_YOUR OBJECTIVE_
Each line of the data that mentions the string "prproj" needs to be identified and copied.

----

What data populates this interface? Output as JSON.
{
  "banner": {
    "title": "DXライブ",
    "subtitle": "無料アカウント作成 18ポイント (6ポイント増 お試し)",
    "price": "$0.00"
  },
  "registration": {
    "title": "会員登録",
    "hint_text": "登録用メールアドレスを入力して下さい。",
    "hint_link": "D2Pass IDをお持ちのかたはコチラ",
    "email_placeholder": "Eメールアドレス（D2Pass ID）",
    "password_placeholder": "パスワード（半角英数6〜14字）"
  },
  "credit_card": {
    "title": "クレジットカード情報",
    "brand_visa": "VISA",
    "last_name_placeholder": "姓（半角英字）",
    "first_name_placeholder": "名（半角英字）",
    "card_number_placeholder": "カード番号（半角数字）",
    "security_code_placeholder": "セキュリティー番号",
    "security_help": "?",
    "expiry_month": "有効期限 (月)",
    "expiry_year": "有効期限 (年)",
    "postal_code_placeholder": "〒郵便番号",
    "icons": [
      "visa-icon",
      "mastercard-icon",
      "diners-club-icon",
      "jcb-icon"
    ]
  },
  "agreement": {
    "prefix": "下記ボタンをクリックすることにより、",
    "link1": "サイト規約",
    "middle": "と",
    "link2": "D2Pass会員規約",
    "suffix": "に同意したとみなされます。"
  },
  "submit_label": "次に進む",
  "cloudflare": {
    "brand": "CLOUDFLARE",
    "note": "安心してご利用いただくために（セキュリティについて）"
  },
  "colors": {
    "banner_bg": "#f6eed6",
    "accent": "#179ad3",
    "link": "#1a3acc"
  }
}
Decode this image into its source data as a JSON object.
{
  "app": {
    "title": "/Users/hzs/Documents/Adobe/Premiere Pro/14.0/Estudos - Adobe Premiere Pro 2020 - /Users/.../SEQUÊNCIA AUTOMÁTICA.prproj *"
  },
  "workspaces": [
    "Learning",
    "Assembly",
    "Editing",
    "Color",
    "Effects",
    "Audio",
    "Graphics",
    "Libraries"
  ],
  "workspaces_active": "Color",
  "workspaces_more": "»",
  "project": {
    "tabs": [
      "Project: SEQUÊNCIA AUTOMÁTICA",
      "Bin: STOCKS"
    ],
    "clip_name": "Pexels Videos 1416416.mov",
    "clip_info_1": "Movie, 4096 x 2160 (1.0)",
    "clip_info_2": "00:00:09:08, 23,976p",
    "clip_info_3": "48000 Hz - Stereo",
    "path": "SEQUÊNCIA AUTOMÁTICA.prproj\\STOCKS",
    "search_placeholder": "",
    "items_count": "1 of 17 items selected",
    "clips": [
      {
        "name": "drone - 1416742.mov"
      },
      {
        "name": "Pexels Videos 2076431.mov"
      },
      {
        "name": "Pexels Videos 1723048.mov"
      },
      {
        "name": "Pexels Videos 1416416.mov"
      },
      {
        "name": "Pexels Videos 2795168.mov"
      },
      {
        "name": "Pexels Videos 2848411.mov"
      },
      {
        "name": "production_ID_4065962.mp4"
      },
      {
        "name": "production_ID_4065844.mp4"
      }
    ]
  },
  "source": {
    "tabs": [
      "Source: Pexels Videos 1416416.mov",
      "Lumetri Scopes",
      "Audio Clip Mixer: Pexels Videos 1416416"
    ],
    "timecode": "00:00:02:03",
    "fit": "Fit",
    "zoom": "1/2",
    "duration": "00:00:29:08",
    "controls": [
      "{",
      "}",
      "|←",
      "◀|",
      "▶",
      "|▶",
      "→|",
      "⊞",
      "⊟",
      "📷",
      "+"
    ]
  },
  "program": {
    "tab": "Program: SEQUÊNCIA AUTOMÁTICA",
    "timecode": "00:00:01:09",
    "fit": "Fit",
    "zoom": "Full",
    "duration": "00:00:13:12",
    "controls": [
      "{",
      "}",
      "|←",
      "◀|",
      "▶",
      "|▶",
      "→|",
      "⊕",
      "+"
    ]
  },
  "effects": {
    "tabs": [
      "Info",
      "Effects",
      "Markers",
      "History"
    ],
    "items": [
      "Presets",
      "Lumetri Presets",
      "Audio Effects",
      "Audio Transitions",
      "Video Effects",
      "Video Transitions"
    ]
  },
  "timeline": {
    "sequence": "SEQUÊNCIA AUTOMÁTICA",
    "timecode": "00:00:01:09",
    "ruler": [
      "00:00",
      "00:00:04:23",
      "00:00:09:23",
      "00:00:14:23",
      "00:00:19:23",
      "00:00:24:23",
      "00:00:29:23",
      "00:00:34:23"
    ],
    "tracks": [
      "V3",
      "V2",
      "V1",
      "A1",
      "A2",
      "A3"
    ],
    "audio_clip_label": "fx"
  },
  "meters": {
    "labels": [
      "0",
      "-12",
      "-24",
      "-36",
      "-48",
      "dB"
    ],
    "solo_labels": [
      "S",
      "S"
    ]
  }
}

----

_ANSWER TO THIS EXERCISE_
    "title": "/Users/hzs/Documents/Adobe/Premiere Pro/14.0/Estudos - Adobe Premiere Pro 2020 - /Users/.../SEQUÊNCIA AUTOMÁTICA.prproj *"
    "path": "SEQUÊNCIA AUTOMÁTICA.prproj\\STOCKS",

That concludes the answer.